## AVAILABLE DATA
_____
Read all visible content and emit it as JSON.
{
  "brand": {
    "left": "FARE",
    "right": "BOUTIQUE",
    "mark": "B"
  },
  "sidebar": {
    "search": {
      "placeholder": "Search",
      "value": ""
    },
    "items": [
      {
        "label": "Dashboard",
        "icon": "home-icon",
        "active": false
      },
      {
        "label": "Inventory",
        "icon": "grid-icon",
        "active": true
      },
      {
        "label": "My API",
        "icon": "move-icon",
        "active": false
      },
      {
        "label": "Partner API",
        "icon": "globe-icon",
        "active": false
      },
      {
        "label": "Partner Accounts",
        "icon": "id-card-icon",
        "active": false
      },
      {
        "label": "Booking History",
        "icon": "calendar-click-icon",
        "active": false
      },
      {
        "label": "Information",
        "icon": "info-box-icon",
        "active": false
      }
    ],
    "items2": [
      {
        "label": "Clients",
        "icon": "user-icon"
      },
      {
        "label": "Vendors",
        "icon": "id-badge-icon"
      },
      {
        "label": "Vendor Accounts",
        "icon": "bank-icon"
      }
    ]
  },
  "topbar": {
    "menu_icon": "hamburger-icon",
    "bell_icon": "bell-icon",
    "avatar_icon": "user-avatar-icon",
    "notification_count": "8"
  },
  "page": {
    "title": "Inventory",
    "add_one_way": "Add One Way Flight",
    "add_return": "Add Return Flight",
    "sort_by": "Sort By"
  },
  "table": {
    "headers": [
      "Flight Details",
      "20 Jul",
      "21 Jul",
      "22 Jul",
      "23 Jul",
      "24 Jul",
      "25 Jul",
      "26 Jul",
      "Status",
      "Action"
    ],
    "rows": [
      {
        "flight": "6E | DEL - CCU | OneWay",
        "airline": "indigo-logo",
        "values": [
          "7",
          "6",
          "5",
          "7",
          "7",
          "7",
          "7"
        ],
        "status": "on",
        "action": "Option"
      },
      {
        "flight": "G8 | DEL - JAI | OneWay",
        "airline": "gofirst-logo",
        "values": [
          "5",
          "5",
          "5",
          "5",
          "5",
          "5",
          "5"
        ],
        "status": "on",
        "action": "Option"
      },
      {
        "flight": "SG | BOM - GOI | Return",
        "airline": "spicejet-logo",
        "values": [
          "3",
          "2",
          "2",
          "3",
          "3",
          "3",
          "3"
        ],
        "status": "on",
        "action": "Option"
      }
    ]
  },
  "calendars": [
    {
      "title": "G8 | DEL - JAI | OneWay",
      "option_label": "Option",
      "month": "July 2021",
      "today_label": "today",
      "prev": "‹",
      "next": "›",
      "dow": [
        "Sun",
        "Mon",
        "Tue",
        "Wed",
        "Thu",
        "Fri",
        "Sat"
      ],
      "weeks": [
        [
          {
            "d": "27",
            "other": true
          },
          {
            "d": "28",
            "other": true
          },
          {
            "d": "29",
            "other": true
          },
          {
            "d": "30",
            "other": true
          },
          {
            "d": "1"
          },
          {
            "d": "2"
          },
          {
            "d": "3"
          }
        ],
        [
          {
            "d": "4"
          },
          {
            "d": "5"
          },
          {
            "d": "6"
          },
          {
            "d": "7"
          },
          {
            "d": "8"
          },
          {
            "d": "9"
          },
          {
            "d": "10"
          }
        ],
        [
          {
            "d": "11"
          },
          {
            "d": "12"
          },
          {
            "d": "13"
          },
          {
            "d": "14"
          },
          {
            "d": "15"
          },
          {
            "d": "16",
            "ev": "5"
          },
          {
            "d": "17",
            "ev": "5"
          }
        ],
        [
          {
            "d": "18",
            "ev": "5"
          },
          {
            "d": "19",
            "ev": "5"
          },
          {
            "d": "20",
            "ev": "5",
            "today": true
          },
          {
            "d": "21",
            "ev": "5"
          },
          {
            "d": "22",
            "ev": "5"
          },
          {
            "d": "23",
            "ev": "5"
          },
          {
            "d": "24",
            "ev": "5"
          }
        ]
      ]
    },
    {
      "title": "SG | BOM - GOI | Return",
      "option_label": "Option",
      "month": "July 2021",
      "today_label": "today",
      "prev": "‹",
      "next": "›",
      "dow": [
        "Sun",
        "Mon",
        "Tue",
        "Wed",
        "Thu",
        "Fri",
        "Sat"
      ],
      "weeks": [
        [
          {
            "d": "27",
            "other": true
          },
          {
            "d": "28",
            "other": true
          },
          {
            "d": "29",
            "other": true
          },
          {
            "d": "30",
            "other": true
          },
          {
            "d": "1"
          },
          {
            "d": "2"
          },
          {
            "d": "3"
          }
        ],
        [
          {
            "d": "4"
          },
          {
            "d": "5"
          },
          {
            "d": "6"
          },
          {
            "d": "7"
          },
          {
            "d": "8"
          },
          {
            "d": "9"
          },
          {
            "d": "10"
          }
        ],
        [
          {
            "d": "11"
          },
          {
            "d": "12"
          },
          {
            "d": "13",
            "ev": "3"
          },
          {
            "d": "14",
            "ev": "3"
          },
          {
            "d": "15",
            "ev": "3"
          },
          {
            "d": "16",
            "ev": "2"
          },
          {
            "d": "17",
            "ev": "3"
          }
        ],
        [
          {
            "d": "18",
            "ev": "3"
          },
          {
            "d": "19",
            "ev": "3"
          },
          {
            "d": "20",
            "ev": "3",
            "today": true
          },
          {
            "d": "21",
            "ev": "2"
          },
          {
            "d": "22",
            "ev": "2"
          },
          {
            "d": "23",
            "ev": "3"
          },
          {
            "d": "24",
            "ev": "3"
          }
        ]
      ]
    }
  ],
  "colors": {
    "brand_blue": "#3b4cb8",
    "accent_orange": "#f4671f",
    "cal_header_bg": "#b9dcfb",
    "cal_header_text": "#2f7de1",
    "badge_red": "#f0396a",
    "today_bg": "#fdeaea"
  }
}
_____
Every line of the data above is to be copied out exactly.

Read all visible content and emit it as JSON.
{
  "brand": {
    "left": "FARE",
    "right": "BOUTIQUE",
    "mark": "B"
  },
  "sidebar": {
    "search": {
      "placeholder": "Search",
      "value": ""
    },
    "items": [
      {
        "label": "Dashboard",
        "icon": "home-icon",
        "active": false
      },
      {
        "label": "Inventory",
        "icon": "grid-icon",
        "active": true
      },
      {
        "label": "My API",
        "icon": "move-icon",
        "active": false
      },
      {
        "label": "Partner API",
        "icon": "globe-icon",
        "active": false
      },
      {
        "label": "Partner Accounts",
        "icon": "id-card-icon",
        "active": false
      },
      {
        "label": "Booking History",
        "icon": "calendar-click-icon",
        "active": false
      },
      {
        "label": "Information",
        "icon": "info-box-icon",
        "active": false
      }
    ],
    "items2": [
      {
        "label": "Clients",
        "icon": "user-icon"
      },
      {
        "label": "Vendors",
        "icon": "id-badge-icon"
      },
      {
        "label": "Vendor Accounts",
        "icon": "bank-icon"
      }
    ]
  },
  "topbar": {
    "menu_icon": "hamburger-icon",
    "bell_icon": "bell-icon",
    "avatar_icon": "user-avatar-icon",
    "notification_count": "8"
  },
  "page": {
    "title": "Inventory",
    "add_one_way": "Add One Way Flight",
    "add_return": "Add Return Flight",
    "sort_by": "Sort By"
  },
  "table": {
    "headers": [
      "Flight Details",
      "20 Jul",
      "21 Jul",
      "22 Jul",
      "23 Jul",
      "24 Jul",
      "25 Jul",
      "26 Jul",
      "Status",
      "Action"
    ],
    "rows": [
      {
        "flight": "6E | DEL - CCU | OneWay",
        "airline": "indigo-logo",
        "values": [
          "7",
          "6",
          "5",
          "7",
          "7",
          "7",
          "7"
        ],
        "status": "on",
        "action": "Option"
      },
      {
        "flight": "G8 | DEL - JAI | OneWay",
        "airline": "gofirst-logo",
        "values": [
          "5",
          "5",
          "5",
          "5",
          "5",
          "5",
          "5"
        ],
        "status": "on",
        "action": "Option"
      },
      {
        "flight": "SG | BOM - GOI | Return",
        "airline": "spicejet-logo",
        "values": [
          "3",
          "2",
          "2",
          "3",
          "3",
          "3",
          "3"
        ],
        "status": "on",
        "action": "Option"
      }
    ]
  },
  "calendars": [
    {
      "title": "G8 | DEL - JAI | OneWay",
      "option_label": "Option",
      "month": "July 2021",
      "today_label": "today",
      "prev": "‹",
      "next": "›",
      "dow": [
        "Sun",
        "Mon",
        "Tue",
        "Wed",
        "Thu",
        "Fri",
        "Sat"
      ],
      "weeks": [
        [
          {
            "d": "27",
            "other": true
          },
          {
            "d": "28",
            "other": true
          },
          {
            "d": "29",
            "other": true
          },
          {
            "d": "30",
            "other": true
          },
          {
            "d": "1"
          },
          {
            "d": "2"
          },
          {
            "d": "3"
          }
        ],
        [
          {
            "d": "4"
          },
          {
            "d": "5"
          },
          {
            "d": "6"
          },
          {
            "d": "7"
          },
          {
            "d": "8"
          },
          {
            "d": "9"
          },
          {
            "d": "10"
          }
        ],
        [
          {
            "d": "11"
          },
          {
            "d": "12"
          },
          {
            "d": "13"
          },
          {
            "d": "14"
          },
          {
            "d": "15"
          },
          {
            "d": "16",
            "ev": "5"
          },
          {
            "d": "17",
            "ev": "5"
          }
        ],
        [
          {
            "d": "18",
            "ev": "5"
          },
          {
            "d": "19",
            "ev": "5"
          },
          {
            "d": "20",
            "ev": "5",
            "today": true
          },
          {
            "d": "21",
            "ev": "5"
          },
          {
            "d": "22",
            "ev": "5"
          },
          {
            "d": "23",
            "ev": "5"
          },
          {
            "d": "24",
            "ev": "5"
          }
        ]
      ]
    },
    {
      "title": "SG | BOM - GOI | Return",
      "option_label": "Option",
      "month": "July 2021",
      "today_label": "today",
      "prev": "‹",
      "next": "›",
      "dow": [
        "Sun",
        "Mon",
        "Tue",
        "Wed",
        "Thu",
        "Fri",
        "Sat"
      ],
      "weeks": [
        [
          {
            "d": "27",
            "other": true
          },
          {
            "d": "28",
            "other": true
          },
          {
            "d": "29",
            "other": true
          },
          {
            "d": "30",
            "other": true
          },
          {
            "d": "1"
          },
          {
            "d": "2"
          },
          {
            "d": "3"
          }
        ],
        [
          {
            "d": "4"
          },
          {
            "d": "5"
          },
          {
            "d": "6"
          },
          {
            "d": "7"
          },
          {
            "d": "8"
          },
          {
            "d": "9"
          },
          {
            "d": "10"
          }
        ],
        [
          {
            "d": "11"
          },
          {
            "d": "12"
          },
          {
            "d": "13",
            "ev": "3"
          },
          {
            "d": "14",
            "ev": "3"
          },
          {
            "d": "15",
            "ev": "3"
          },
          {
            "d": "16",
            "ev": "2"
          },
          {
            "d": "17",
            "ev": "3"
          }
        ],
        [
          {
            "d": "18",
            "ev": "3"
          },
          {
            "d": "19",
            "ev": "3"
          },
          {
            "d": "20",
            "ev": "3",
            "today": true
          },
          {
            "d": "21",
            "ev": "2"
          },
          {
            "d": "22",
            "ev": "2"
          },
          {
            "d": "23",
            "ev": "3"
          },
          {
            "d": "24",
            "ev": "3"
          }
        ]
      ]
    }
  ],
  "colors": {
    "brand_blue": "#3b4cb8",
    "accent_orange": "#f4671f",
    "cal_header_bg": "#b9dcfb",
    "cal_header_text": "#2f7de1",
    "badge_red": "#f0396a",
    "today_bg": "#fdeaea"
  }
}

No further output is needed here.